We all like to think of domestic violence as something that happens to other people. In other communities. That maybe we met that one guy, once, that gave us a bad feeling, but the people we know would never do such things
The young man that stormed Sandy Hook School that cold December morning last year was the kid that sat alone at the lunch table. I can't help but wonder if someone, anyone, had gone over to him and asked: "Would you like to join us?"
We should be able to say something meaningful to the parents of Newtown; we should be able to show them how the deaths of their children moved us to action.
I've struggled to find ways to discuss the issue of gun violence and gun control with friends and family members who have equally strong, but opposing views on the issue. I know I'm not alone in this.
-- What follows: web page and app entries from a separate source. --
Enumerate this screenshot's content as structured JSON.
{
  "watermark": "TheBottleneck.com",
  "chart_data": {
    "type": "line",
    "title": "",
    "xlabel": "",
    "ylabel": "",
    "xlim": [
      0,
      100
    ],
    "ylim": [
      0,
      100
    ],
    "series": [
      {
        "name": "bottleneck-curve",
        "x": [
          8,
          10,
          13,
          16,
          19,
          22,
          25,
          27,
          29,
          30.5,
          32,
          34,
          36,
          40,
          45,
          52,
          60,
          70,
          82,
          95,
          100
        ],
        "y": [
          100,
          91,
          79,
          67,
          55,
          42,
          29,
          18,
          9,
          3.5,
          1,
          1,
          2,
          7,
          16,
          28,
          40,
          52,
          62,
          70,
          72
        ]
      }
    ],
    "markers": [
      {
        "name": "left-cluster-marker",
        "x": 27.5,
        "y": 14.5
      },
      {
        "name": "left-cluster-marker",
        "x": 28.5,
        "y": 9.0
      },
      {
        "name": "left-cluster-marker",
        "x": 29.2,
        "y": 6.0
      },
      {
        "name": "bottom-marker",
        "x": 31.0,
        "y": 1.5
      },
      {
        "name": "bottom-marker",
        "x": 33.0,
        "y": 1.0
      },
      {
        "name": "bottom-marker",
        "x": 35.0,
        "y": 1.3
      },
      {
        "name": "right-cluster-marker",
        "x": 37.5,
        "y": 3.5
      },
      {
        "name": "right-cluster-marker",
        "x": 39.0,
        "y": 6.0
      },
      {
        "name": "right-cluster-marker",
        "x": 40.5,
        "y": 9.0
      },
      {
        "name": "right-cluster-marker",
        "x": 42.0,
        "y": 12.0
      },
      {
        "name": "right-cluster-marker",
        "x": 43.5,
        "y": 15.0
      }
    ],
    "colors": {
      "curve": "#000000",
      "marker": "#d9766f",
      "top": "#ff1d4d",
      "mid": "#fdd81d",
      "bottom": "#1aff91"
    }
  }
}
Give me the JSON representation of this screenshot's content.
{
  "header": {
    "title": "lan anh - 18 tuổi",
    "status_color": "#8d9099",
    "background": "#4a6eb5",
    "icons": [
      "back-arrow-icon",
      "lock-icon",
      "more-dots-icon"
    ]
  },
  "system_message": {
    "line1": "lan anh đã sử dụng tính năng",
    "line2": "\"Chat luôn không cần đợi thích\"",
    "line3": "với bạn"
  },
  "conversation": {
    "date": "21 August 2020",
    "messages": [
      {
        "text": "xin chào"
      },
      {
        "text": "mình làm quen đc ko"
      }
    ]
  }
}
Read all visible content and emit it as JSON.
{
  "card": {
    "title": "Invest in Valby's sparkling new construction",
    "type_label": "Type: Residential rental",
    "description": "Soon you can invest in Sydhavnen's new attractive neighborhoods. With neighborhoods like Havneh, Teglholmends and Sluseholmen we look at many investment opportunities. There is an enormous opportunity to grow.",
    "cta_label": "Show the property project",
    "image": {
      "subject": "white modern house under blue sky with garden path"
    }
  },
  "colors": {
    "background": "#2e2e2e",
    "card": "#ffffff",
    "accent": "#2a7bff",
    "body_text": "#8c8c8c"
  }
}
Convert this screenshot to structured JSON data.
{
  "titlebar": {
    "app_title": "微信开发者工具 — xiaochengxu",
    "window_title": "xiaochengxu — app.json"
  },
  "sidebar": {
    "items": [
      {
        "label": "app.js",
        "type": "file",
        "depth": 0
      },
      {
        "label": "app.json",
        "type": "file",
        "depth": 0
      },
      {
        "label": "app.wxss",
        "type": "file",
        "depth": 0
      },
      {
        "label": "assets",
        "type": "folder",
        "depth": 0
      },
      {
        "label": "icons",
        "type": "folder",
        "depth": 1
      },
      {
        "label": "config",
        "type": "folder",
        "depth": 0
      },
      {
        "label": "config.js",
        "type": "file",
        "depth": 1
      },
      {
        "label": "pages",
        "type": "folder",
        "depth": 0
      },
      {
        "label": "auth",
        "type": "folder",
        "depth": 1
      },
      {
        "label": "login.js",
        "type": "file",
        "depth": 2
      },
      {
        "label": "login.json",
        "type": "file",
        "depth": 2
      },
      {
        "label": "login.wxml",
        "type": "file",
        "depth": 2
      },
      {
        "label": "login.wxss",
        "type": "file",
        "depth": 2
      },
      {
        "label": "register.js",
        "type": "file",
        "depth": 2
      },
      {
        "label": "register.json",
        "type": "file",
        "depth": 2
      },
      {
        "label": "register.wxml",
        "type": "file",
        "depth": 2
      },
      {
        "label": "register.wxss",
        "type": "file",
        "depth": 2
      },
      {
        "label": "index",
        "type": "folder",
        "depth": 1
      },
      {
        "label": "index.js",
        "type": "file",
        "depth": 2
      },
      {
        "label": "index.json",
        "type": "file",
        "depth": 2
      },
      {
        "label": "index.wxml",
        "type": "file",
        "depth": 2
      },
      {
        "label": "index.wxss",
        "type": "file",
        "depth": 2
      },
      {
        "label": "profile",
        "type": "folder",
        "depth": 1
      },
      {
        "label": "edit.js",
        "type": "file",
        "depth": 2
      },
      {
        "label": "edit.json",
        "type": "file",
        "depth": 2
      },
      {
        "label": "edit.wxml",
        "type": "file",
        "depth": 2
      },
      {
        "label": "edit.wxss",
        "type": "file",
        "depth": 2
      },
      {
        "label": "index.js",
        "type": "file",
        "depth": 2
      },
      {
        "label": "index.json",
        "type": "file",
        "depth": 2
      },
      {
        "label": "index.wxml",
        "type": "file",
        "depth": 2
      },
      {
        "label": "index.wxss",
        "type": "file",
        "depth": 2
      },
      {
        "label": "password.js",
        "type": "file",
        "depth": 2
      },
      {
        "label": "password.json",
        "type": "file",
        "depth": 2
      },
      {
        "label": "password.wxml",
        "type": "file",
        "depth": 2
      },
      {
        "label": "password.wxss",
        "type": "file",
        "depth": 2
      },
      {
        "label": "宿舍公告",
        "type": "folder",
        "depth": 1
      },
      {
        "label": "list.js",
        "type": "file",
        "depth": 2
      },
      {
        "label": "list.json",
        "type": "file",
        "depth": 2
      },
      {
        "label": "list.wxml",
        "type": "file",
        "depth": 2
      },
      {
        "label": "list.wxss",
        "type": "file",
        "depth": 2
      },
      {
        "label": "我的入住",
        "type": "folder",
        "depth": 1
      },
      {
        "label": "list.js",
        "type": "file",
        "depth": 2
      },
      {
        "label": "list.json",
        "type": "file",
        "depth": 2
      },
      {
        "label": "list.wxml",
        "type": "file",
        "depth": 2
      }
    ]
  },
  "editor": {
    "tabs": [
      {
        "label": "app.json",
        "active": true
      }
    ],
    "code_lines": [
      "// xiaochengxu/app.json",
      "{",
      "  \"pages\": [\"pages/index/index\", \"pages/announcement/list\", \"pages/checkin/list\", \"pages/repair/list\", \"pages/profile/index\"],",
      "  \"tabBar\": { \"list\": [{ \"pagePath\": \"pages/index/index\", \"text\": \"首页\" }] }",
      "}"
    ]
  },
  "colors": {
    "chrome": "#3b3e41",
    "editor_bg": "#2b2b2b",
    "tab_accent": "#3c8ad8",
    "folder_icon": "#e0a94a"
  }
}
A group of thoughtful clergy is taking it upon themselves not just to talk the talk, hold the hands, and hug the grieving, but to walk the walk -- and in this case take the flight and try new approaches to preventing gun violence.
As the events at Sandy Hook Elementary unfolded last year, I and the other mothers of America were given an ultimatum: Act now to reduce gun violence in America or sit by as these senseless tragedies continue to occur in our communities. We chose to act.
I will join hand in hand with victims' families and activists from almost every state on December 14th who mourn these nonsensical losses. But I will also renew my vow that I made 14 years ago to never stop trying to end the violence and to never stop believing that America is better than this.
The NRA is trying to have it both ways: they say that the mental health system needs to be "fixed" -- but they don't want doctors to be able to close a gap in mental health treatment simply through asking appropriate questions and using common sense.
The day had gone from being a routine December Friday in a historic and ornamented slice of CT, to a frenzy of standstill traffic, hovering helicopters palatable anxiety, and a swarm of media lining the narrow Sandy Hook sidewalks; the glow of holiday decorations all but obliterated by the harsh glare of their television lights.
There are many special laws that give firearms special privileges compared to anything else in our society. One of the worst is the exemption from ordinary safety regulation by the Consumer Product Safety Commission.
As a society we do not emphasize enough the important role that parents play in the lives of children. Let's get back to basics: parents.
Rae Kirkbride and Jim Vaive have served the homeless in Columbus, Ohio for nearly ten years, and were all too aware that homelessness in their community was increasing. Estimates say about 1,500 people lack housing in Columbus, and nearly 30 percent suffer from mental illness.
This week we mark the 50th anniversary of the assassination of President John F. Kennedy as we prepare to mark the one-year anniversary of the massacre of school children in Sandy Hook.
In celebration of #GivingTuesday, we've been sharing a look at just some of what the League has done to increase political participation and strengthen our democracy -- and our country -- in 2013.
The NRA, the Washington Times, and all the other pro-gun stalwarts who make a living by ginning up the fears of gun owners every time someone says anything even remotely connected to gun control might do us a favor and stop concocting arguments out of whole cloth.
If black men are more likely to be murdered by a gun and the paragon of safety from gun violence is more guns, then the obvious solution to solve the problem of black-on-black crime is to make sure that all black men own guns and are trained to use them properly.